***** RECORDS FOR PROCESSING *****
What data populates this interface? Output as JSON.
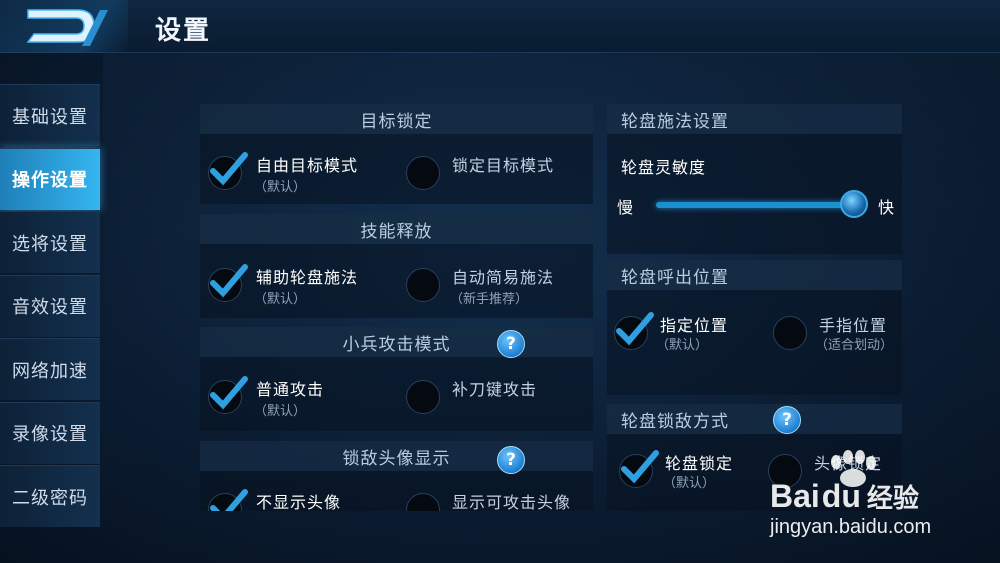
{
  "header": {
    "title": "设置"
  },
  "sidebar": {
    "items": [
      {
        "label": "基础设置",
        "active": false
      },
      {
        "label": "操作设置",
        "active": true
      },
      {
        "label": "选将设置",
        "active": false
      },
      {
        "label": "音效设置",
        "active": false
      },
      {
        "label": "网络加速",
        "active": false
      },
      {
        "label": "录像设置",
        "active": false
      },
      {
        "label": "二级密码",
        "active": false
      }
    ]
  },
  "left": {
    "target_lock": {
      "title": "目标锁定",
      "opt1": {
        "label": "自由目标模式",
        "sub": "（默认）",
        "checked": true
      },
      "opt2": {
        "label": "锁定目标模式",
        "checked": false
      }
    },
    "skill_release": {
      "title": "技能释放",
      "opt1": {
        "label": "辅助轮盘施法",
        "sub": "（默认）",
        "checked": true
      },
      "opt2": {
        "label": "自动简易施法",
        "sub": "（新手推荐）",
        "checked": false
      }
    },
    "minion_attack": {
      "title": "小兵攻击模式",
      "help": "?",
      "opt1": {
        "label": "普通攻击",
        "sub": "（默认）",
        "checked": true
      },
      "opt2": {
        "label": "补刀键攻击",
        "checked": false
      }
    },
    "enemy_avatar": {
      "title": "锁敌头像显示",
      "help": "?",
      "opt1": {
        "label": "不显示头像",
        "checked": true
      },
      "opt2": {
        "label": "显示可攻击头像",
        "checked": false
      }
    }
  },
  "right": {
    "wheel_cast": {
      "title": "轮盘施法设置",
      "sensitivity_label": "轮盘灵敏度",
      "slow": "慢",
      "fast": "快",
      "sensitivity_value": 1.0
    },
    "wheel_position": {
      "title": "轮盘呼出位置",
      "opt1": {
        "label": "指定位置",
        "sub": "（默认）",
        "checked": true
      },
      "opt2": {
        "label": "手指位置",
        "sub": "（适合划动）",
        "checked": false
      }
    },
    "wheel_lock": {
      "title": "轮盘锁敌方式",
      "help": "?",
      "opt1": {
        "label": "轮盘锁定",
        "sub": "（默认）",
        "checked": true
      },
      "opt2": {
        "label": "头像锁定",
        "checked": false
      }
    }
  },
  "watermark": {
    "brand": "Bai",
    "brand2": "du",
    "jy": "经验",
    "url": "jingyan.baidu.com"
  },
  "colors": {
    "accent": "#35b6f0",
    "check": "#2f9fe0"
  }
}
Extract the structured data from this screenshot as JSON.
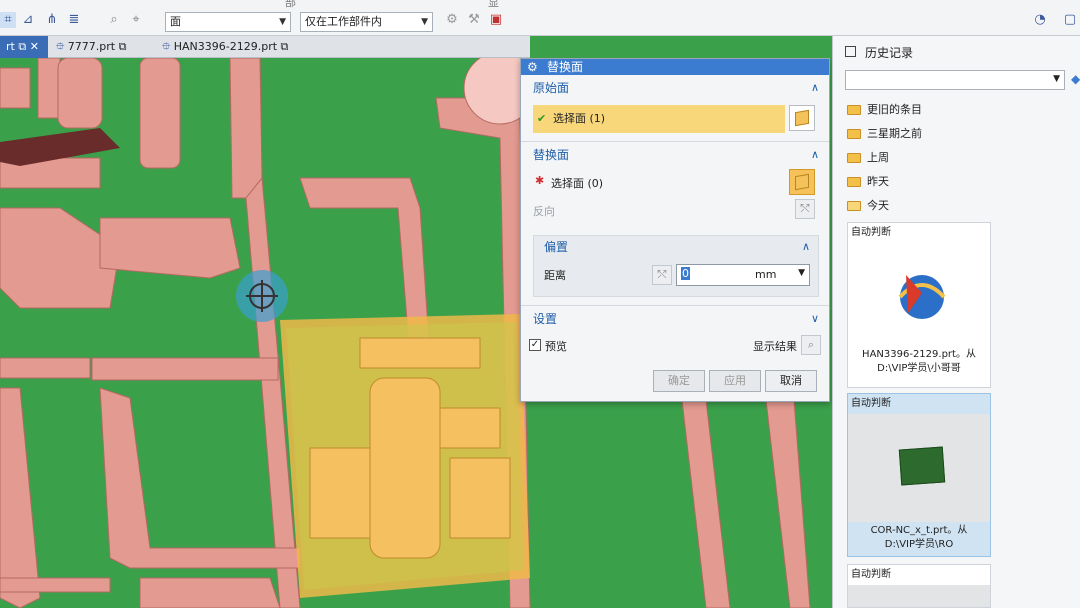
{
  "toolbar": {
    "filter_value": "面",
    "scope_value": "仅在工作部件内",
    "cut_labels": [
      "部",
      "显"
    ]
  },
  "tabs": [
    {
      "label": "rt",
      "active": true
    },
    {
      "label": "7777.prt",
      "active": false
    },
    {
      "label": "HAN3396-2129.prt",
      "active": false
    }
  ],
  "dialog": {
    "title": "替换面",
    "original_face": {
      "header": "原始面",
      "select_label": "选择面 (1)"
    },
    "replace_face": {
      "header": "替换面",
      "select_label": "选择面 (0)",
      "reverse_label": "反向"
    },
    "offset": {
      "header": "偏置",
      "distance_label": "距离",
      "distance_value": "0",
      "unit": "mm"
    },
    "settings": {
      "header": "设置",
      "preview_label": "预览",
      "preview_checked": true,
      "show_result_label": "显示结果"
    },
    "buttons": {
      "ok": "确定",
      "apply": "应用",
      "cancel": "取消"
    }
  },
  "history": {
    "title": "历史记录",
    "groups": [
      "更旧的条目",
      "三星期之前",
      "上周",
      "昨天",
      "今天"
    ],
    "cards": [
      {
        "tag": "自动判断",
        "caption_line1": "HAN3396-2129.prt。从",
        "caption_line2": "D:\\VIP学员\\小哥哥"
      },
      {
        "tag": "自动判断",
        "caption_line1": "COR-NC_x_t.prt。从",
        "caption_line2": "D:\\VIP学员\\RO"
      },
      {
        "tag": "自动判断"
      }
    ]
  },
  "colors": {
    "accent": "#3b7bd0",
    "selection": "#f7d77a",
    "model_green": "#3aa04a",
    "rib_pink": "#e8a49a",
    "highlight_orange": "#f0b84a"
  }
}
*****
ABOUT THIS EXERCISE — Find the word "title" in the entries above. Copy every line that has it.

SOLUTION TO THE EXERCISE —
    "title": "设置"
      "title": "目标锁定",
      "title": "技能释放",
      "title": "小兵攻击模式",
      "title": "锁敌头像显示",
      "title": "轮盘施法设置",
      "title": "轮盘呼出位置",
      "title": "轮盘锁敌方式",
    "title": "替换面",
    "title": "历史记录",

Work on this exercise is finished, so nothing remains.